It went on the explain that the best way to handle a problem is to communicate swiftly and honestly about what is going on. That is something we have always learned as future PR practitioners and it is good to reiterate it from time to time. I knew they would eventually bring design into the equation somehow and it gave the example of Flickr. The company had a small crisis when the uploading system got backed up and people couldn’t upload photos they wanted. Well in short Flickr made the problem into a contest where members could win a free year membership of Flickr Pro. It got peoples minds of the website being partially down and it was communicated within a timely manner. This was a very interesting and pretty much brilliant way of handling things the way I see it. It is like a clever distraction while the problem gets solved in the background.

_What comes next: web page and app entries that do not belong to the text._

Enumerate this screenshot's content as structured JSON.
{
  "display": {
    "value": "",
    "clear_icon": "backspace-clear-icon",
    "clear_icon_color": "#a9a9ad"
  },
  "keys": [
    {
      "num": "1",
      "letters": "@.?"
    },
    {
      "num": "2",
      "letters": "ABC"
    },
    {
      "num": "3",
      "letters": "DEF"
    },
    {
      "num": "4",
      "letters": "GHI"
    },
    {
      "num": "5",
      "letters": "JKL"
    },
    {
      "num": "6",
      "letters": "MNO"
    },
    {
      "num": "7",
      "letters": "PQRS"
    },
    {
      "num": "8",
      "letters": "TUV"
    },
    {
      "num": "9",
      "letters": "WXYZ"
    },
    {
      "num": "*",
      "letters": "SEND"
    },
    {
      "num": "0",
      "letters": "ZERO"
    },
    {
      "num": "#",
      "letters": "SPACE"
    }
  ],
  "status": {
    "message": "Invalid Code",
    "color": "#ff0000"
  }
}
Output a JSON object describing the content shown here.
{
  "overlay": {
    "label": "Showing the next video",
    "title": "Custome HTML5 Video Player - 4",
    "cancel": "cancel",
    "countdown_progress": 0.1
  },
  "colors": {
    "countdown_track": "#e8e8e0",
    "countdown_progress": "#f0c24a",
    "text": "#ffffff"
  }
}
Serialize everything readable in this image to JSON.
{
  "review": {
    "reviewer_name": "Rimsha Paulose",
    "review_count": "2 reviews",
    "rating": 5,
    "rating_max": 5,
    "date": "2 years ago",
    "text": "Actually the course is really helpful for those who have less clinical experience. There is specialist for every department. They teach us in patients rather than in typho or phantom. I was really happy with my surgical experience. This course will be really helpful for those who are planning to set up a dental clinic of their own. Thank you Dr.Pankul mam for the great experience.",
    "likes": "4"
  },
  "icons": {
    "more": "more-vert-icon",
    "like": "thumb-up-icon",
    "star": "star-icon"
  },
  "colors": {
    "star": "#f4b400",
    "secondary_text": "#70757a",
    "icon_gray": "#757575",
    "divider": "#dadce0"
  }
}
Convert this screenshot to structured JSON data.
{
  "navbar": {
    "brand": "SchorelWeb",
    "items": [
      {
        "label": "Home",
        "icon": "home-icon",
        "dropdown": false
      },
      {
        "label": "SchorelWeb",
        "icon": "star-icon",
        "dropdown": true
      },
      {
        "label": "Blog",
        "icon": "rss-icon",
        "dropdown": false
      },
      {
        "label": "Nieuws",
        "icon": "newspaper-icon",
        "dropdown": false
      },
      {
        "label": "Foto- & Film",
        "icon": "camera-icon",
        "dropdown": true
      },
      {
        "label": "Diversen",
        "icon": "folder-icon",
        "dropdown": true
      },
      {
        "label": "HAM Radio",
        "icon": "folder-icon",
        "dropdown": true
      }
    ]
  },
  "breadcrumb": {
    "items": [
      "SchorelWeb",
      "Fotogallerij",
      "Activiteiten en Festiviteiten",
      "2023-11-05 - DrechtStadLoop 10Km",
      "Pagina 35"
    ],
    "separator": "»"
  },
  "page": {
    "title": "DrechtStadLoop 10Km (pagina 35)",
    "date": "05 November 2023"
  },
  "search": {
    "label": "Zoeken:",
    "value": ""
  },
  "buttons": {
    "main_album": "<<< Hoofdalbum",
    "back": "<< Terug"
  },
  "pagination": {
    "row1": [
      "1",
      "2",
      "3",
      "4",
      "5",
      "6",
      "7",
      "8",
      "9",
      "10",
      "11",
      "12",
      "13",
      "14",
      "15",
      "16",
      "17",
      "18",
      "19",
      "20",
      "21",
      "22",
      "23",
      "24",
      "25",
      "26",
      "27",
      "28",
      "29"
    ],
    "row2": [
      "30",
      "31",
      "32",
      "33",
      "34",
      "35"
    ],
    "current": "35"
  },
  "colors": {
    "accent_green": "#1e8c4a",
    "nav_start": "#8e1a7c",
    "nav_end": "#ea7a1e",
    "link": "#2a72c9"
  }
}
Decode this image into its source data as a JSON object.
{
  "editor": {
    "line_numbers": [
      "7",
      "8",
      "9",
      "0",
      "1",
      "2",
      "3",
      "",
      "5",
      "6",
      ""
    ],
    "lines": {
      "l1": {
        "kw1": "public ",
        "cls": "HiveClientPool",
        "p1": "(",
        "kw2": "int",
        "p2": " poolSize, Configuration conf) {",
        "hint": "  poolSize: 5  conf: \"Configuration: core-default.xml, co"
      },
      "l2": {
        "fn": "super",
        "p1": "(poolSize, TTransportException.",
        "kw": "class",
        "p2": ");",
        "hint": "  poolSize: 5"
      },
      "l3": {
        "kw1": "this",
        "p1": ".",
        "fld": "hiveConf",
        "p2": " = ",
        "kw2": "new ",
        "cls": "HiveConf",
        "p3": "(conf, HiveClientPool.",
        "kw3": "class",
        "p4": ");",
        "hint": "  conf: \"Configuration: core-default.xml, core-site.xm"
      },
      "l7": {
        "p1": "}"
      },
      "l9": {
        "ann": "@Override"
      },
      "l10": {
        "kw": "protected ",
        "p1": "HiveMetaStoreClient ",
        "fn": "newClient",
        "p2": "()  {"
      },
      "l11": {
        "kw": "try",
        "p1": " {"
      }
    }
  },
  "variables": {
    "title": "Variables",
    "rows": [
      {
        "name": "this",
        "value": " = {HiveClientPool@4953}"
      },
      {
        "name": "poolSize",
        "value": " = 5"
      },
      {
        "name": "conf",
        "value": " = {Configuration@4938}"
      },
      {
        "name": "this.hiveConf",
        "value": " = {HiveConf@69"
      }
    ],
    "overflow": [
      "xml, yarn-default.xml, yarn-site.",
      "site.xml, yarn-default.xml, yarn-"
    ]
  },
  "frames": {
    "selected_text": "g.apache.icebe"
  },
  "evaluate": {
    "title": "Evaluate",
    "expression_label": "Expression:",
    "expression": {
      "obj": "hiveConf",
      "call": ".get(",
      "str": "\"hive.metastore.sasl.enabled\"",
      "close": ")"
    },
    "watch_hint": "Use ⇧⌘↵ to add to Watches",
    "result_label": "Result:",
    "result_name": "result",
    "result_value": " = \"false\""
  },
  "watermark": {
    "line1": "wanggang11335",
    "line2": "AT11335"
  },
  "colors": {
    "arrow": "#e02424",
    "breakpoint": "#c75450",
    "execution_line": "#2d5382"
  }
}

What I took away from the chapter is that things need to be communicated clearly and in a timely manner when there is a crisis. Emotional design is what keeps the customers hooked. A company can have small hick ups but as long as they have engaging design to keep its loyal customers and they respond to the problem appropriately everything will be fine.
Originally posted at Spenser Hicks's Blog